With the suspension of public worship, we are hoping to offer a series of reflections and prayers for church members to enjoy in their homes and to help us feel as if we are a community still worshipping together. 


The most recent reflection will be displayed as text below. Earlier refelctions will be avaialbe to download in pdf form at the bottom of the page

Reflections for a dispersed church

Emerging from the Ark
A reflection on Noah's Story by Mike Cox

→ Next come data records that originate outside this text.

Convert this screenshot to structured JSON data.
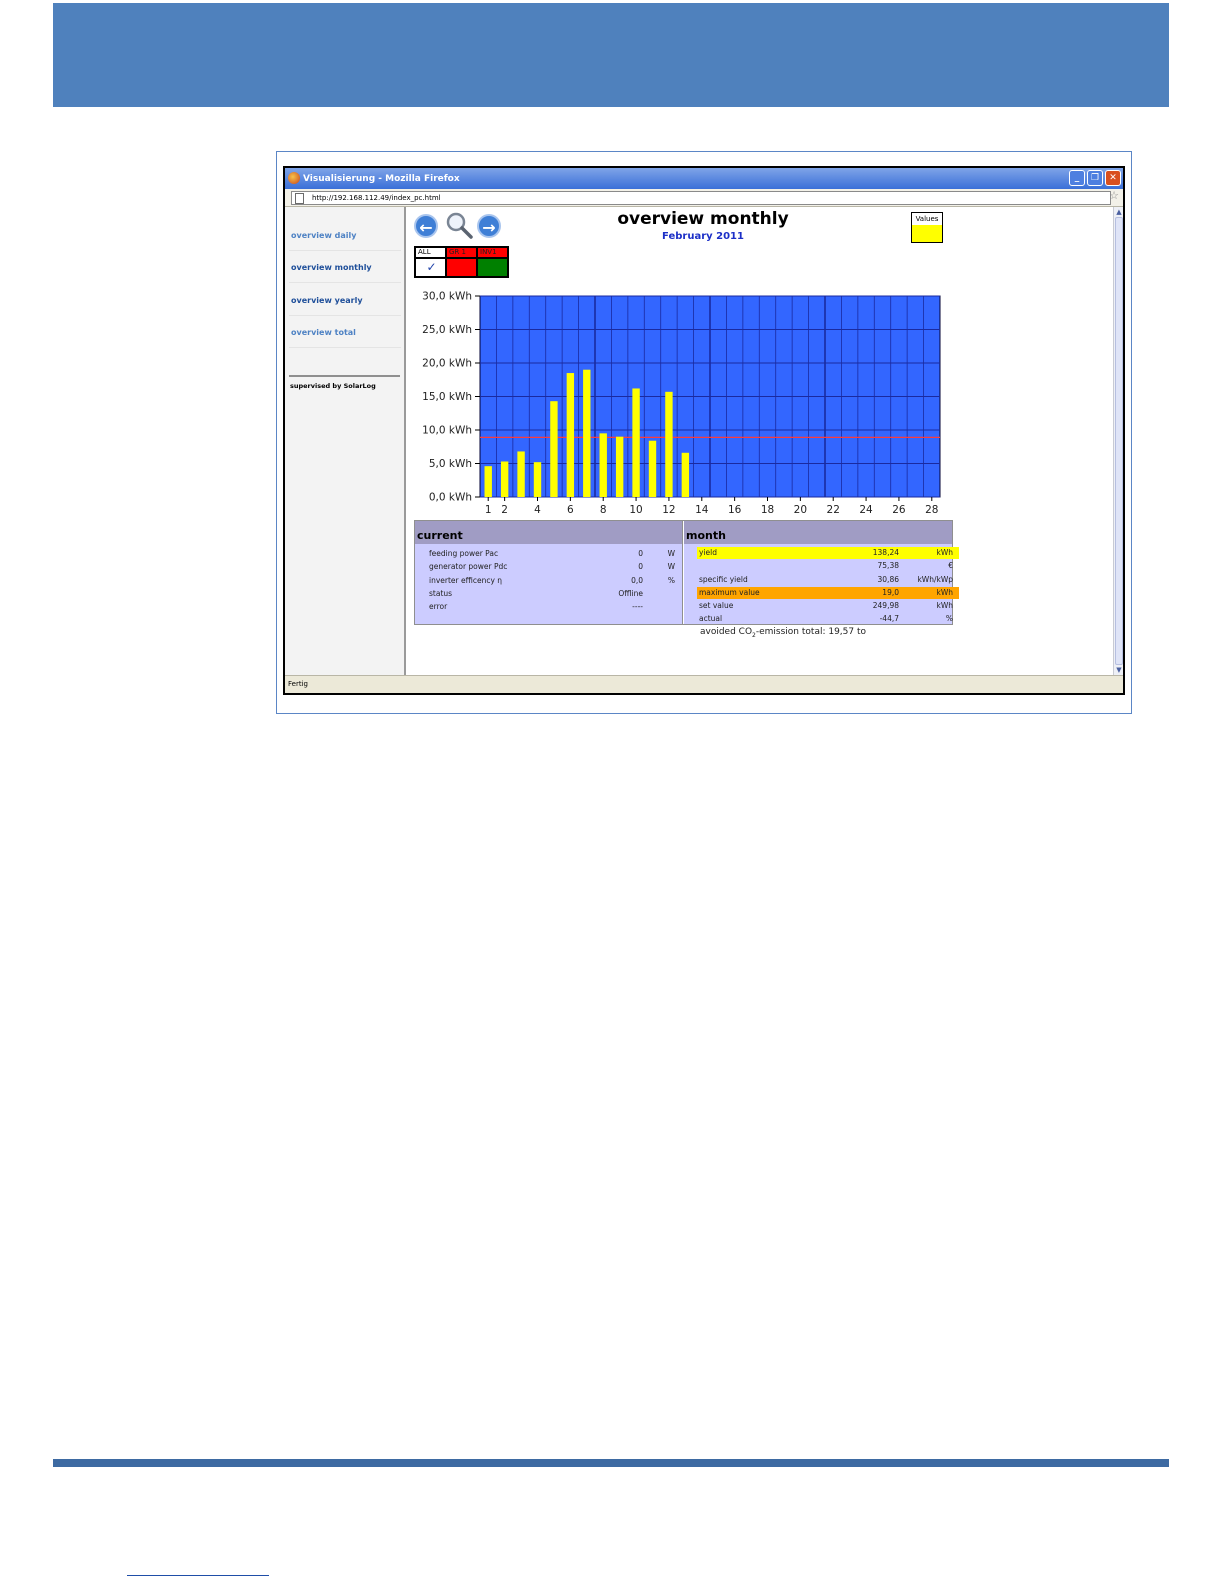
{
  "window": {
    "title": "Visualisierung - Mozilla Firefox",
    "url": "http://192.168.112.49/index_pc.html",
    "status": "Fertig"
  },
  "sidebar": {
    "items": [
      {
        "label": "overview daily"
      },
      {
        "label": "overview monthly"
      },
      {
        "label": "overview yearly"
      },
      {
        "label": "overview total"
      }
    ],
    "supervised": "supervised by SolarLog"
  },
  "selector": {
    "all": "ALL",
    "group1": "GR 1",
    "inv1": "INV1"
  },
  "legend": {
    "values_label": "Values"
  },
  "chart_data": {
    "type": "bar",
    "title": "overview monthly",
    "subtitle": "February 2011",
    "x": [
      1,
      2,
      3,
      4,
      5,
      6,
      7,
      8,
      9,
      10,
      11,
      12,
      13,
      14,
      15,
      16,
      17,
      18,
      19,
      20,
      21,
      22,
      23,
      24,
      25,
      26,
      27,
      28
    ],
    "x_tick_labels": [
      "1",
      "2",
      "4",
      "6",
      "8",
      "10",
      "12",
      "14",
      "16",
      "18",
      "20",
      "22",
      "24",
      "26",
      "28"
    ],
    "x_tick_values": [
      1,
      2,
      4,
      6,
      8,
      10,
      12,
      14,
      16,
      18,
      20,
      22,
      24,
      26,
      28
    ],
    "y_tick_labels": [
      "0,0 kWh",
      "5,0 kWh",
      "10,0 kWh",
      "15,0 kWh",
      "20,0 kWh",
      "25,0 kWh",
      "30,0 kWh"
    ],
    "y_tick_values": [
      0,
      5,
      10,
      15,
      20,
      25,
      30
    ],
    "ylim": [
      0,
      30
    ],
    "series": [
      {
        "name": "Values",
        "values": [
          4.6,
          5.3,
          6.8,
          5.2,
          14.3,
          18.5,
          19.0,
          9.5,
          9.0,
          16.2,
          8.4,
          15.7,
          6.6
        ]
      }
    ],
    "reference_line": 8.9,
    "colors": {
      "background": "#3366ff",
      "bar": "#ffff00",
      "grid": "#1a2aa0",
      "reference": "#ff3b3b"
    },
    "grid": true
  },
  "current": {
    "title": "current",
    "rows": [
      {
        "label": "feeding power Pac",
        "value": "0",
        "unit": "W"
      },
      {
        "label": "generator power Pdc",
        "value": "0",
        "unit": "W"
      },
      {
        "label": "inverter efficency η",
        "value": "0,0",
        "unit": "%"
      },
      {
        "label": "status",
        "value": "Offline",
        "unit": ""
      },
      {
        "label": "error",
        "value": "----",
        "unit": ""
      }
    ]
  },
  "month": {
    "title": "month",
    "rows": [
      {
        "label": "yield",
        "value": "138,24",
        "unit": "kWh"
      },
      {
        "label": "",
        "value": "75,38",
        "unit": "€"
      },
      {
        "label": "specific yield",
        "value": "30,86",
        "unit": "kWh/kWp"
      },
      {
        "label": "maximum value",
        "value": "19,0",
        "unit": "kWh"
      },
      {
        "label": "set value",
        "value": "249,98",
        "unit": "kWh"
      },
      {
        "label": "actual",
        "value": "-44,7",
        "unit": "%"
      }
    ]
  },
  "co2": {
    "prefix": "avoided CO",
    "sub": "2",
    "suffix": "-emission total: 19,57 to"
  }
}
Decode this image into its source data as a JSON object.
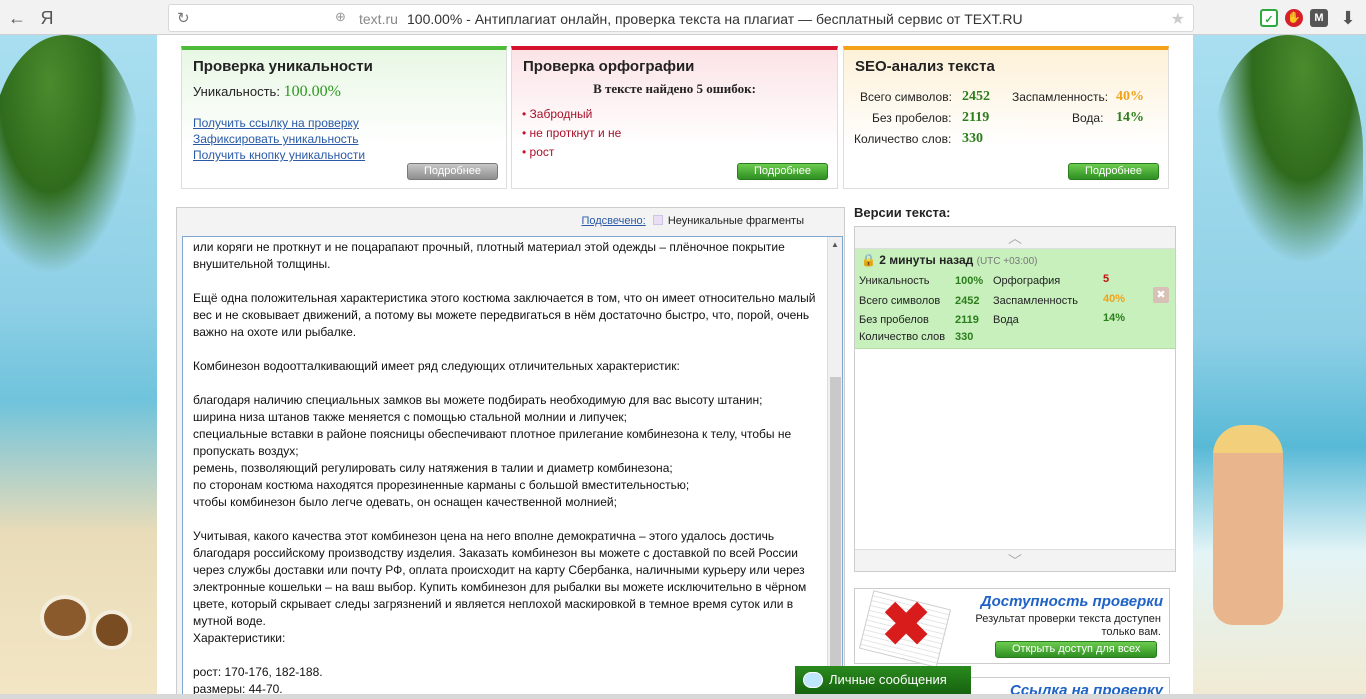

A few months ago I was planning the service and activities for the May Family Breakfast Club. That Sunday there was a reading from Genesis from the story of Noah and the ark, at a time when, for a couple of Sundays, extracts from this story was the set Old Testament reading. It is one of the longest Bible stories. It seemed at that time, when the coronavirus was rampaging outside as we stayed inside in lockdown, to be a particularly apt story for our time. Although there was one ark in Noah’s time, there did seem to be millions of other arks in which most of us sought shelter and protection. Another difference was that, unlike Noah’s time, there were many heading out of their arks in an effort to keep the rest of us safe. However, the story of God’s love and comforting arm seemed an appropriate one for our young families, and so they were encouraged to build their own arks at home where we were entertained by all manner of imaginative arks and animals. And, in a blow to those who challenge the authenticity of the Bible by asking “where are the dinosaurs in the Bible?”, a number of assorted triceratops, tyrannosaurus and other dinosaurs could be seen entering some of these home-made arks along with the other animals.
The rainbow at the end of the story was also a gift, with its association with the wonderful and dedicated work of our NHS, and so I asked the children to make a rainbow. It was only a few weeks later, as I watched the BBC’s lockdown production, “Staged”, telling of David Tennant’s and Michael Sheen’s efforts to rehearse a play via Zoom, that Georgia Tennant complained, a little more impolitely, “how may rainbows does a 4 year old have to make?” So belated apologies to the parents of our young families for inflicting this again.
Of course, time has moved on, we are starting to emerge from lockdown and, like Noah’s neighbours, but thankfully unlike Noah and his family, I seem rather to have missed the boat by not writing this back in May. As I said, Noah’s story is a long one, but one thing that struck me as I thought about the story is that the focus is the sin that drove God to bring the flood, God’s change of mind in saving Noah, his family and 2 of every animal, the sending out of the birds as the flood receded and the rainbow as God’s promise that he would never act in this way again.
Yet, as creation and our relationship with God was re-set, I wondered, what was going through the minds of Noah and his family as the gangplank came down, they stepped outside and began the task of re-building their lives and the world beyond? Where do you start? What are you going to do differently this time?
It has been a feature of life in lockdown that many have come to see things differently – the world outside, our communities, the work-life balance, our environment – and promised that things would change when eventually we emerge from lockdown, from our arks. But, of course, the experience of lockdown has not been the same for everyone, nor have or will the consequences. As life starts to return to some form of “normality”, it is likely that many of those promises to ourselves will evaporate, we’ll become disheartened and disillusioned that nothing has really changed, especially, as seems likely, things become a lot worse before they get better, or there is a second or subsequent wave or waves of the virus.
As always, we can look to God for an example of how to respond to or cope with this situation. One obvious question from the story is: if God brought the flood and determined to destroy humanity and the rest of creation because of sin, if He promised not to do this again, was He somehow more accepting of sin? And, if so, what does it say about God’s constancy?
One thought is that the story is not so much about God’s judgment as His salvation. Another that God took this step out of sorrow and disappointment rather than anger and vengeance. It shows a God who commits to the future of a less than perfect world. A God who is open to change and doing things in new ways. God grieves for the sinful world and takes the suffering on Himself, the ultimate expression coming with the sending of His Son, Jesus, to live with us, and to suffer and die for our sins. Genesis is only the first book of the Bible, and Noah’s story comes at the start. The rest of the Bible, and our experience of God and the world since, shows God’s commitment to the world and His creation despite our sin and our resistance to Him. But it is also His commitment to trust in and work through humanity, despite all our failings.
We may have already become daunted by the challenges we now face, or disillusioned that changes are slower or more difficult that we’d hoped, or have not really changed at all. But we should have faith in the example of the God of patience and tolerance, of the God who wants to work with and through us to achieve His purposes. And that we too can work for a better world, to continue the work towards His Kingdom here on earth – so let’s dust down those post-lockdown plans and set to work.